I won’t be blogging next week, but please stay tuned. I’ll be back before next Sunday, full of fresh ideas and filled with enough energy to push on through to the end of KOH2RVA. Just do what you always do when I’m away:

Make me proud.

Preacher Camp

For six years now I’ve been getting together with a group of colleagues so we can plan our preaching for the year.  It was Amy Butler’s idea.  When I was at First Baptist, DC, she was at Calvary Baptist, just a few blocks away.  We would get together at Starbucks on Monday mornings with a few other preachers to talk about what we were going to do the following Sunday and one day she said, “You know what we ought to do?  We ought to do this for the whole year!”

And so we sent out some invitations, and a few months later six of us spent several days at a big house in the mountains of West Virginia, looking over the lectionary texts for the following year.

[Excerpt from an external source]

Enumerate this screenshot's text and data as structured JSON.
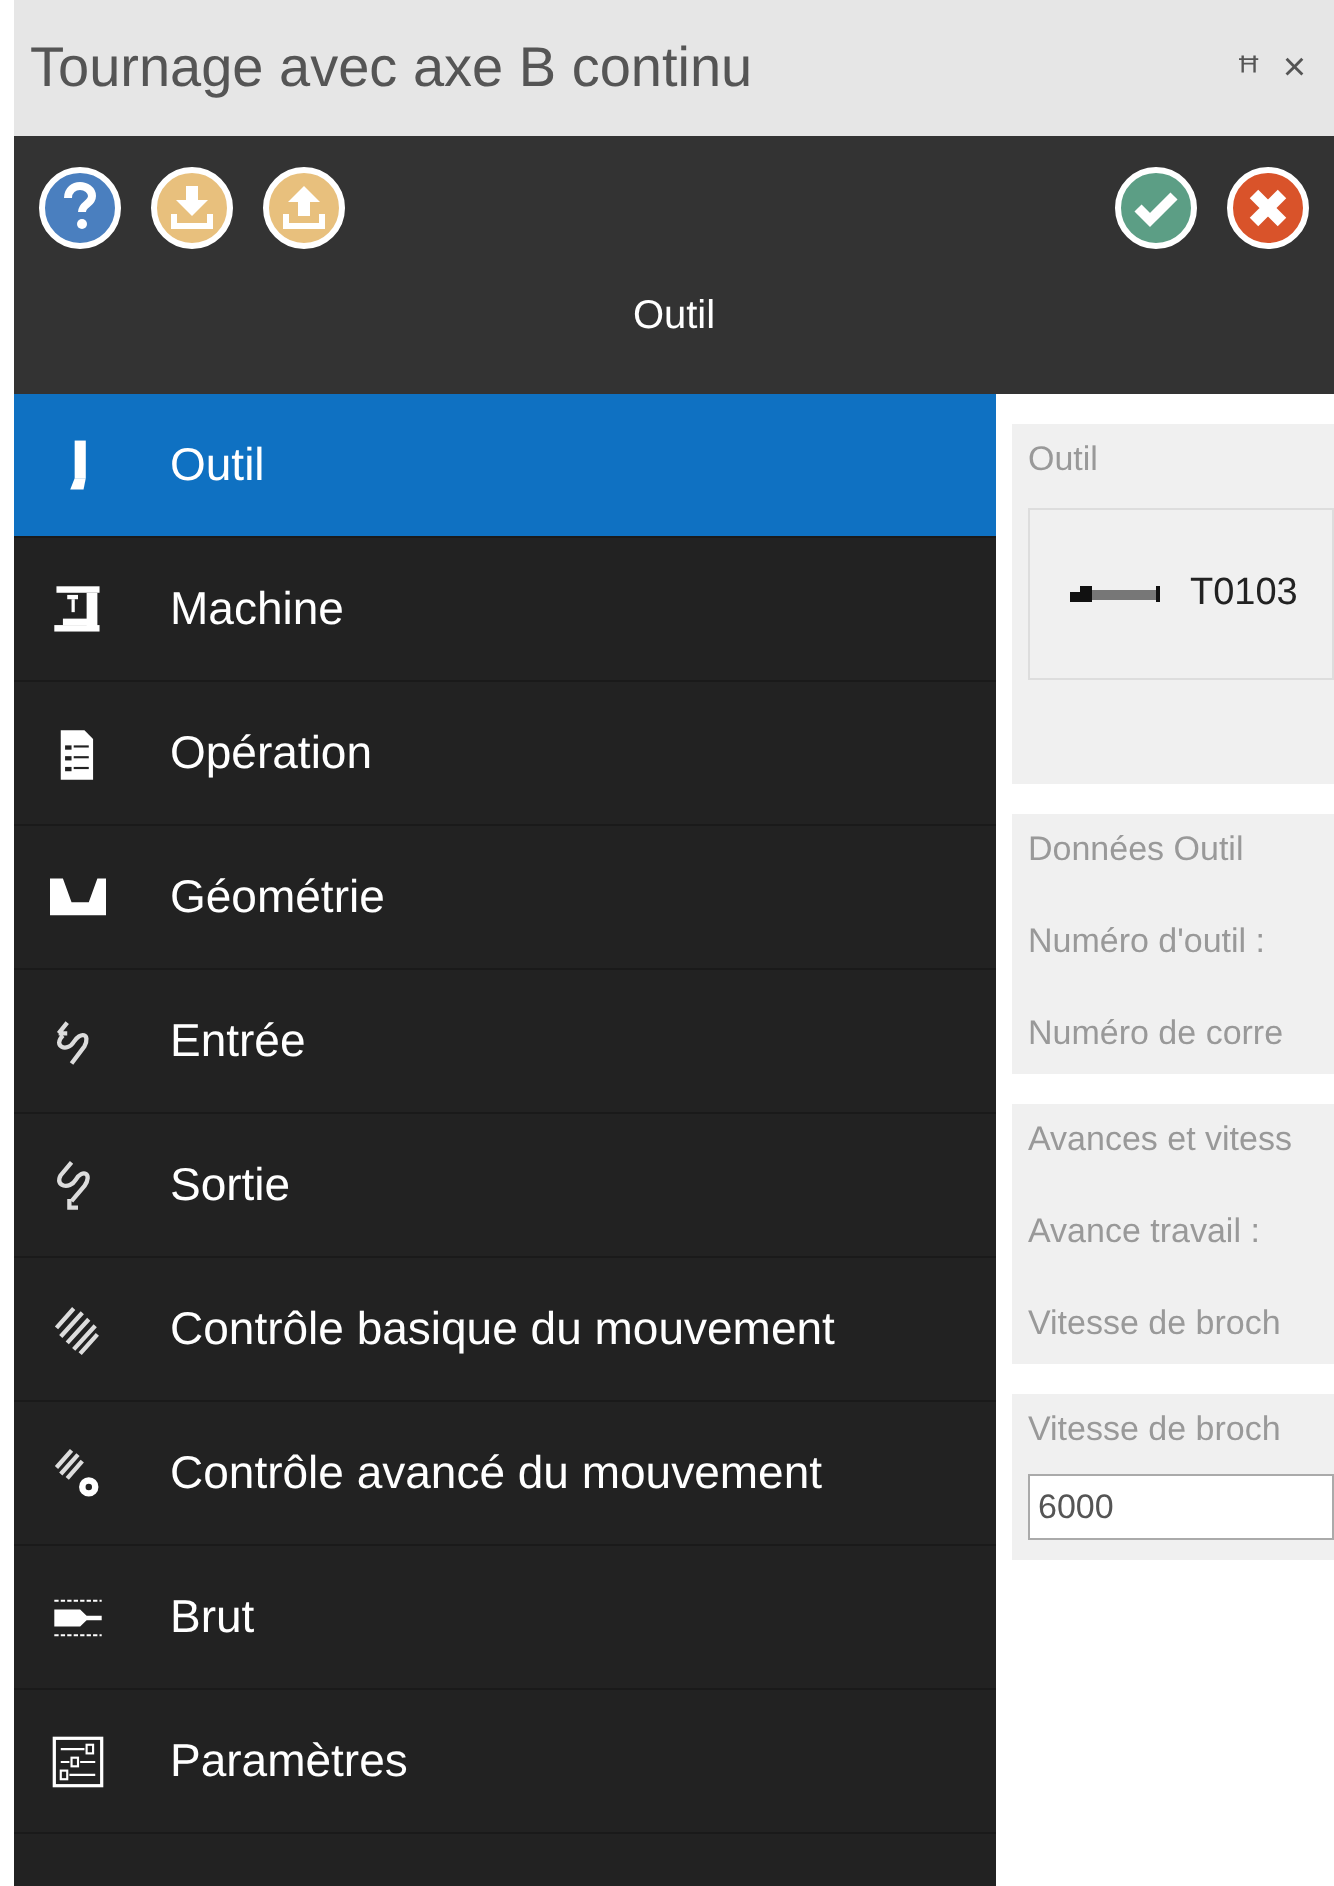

Each of us had an assignment.  I was supposed to bring some good ideas for preaching through those Sundays after Christmas and before Ash Wednesday.  Others in our group had the seasons of Lent, Easter, Advent, and that long stretch of Sundays after Pentecost, often called “Ordinary Time,” which we divided into two parts.

We talked about a lot of things in those days.  We talked about our lives and churches and ministry, but we also ended the week with a pretty good sense of what we would be preaching in the year ahead, and that felt good.

We’ve been doing it ever since.

Last year we had the idea to do it in the summer instead of the fall, and to bring our families along.  We got the use of a big house on Lake James in North Carolina, and Russ Dean brought his ski boat.  So, we planned our preaching each morning and then, each afternoon (sometimes after naps), we went down to the dock for swimming and sunbathing, skiing and tubing.   In the evenings we would sometimes share our favorite sermons with each other.  One night we sat on the front porch telling the stories of how we met our spouses.  Another night we ended up in a free-spirited dance party in the living room.  The kids loved that.  And so did the grownups.

On the last night we gathered around the campfire to sing songs and make S’mores and it really did feel like we had been at camp for a week.  We all felt a little closer to God and a little closer to each other.  Plus, I had some idea of what I will be preaching each Sunday from now through Advent 2012.

You don’t have many weeks like that in a year, and when you have one you just want to thank somebody for it.  So, thanks to the family who loaned us their lake house, and thanks to the Cooperative Baptist Fellowship, which gave us some funding for the event, and thanks be to God for colleagues who have become such close friends: for Russ Dean, and Amy Butler, and Don Flowers, and Dorisanne Cooper, and John Ballenger, and for our time together at…

…Preacher Camp.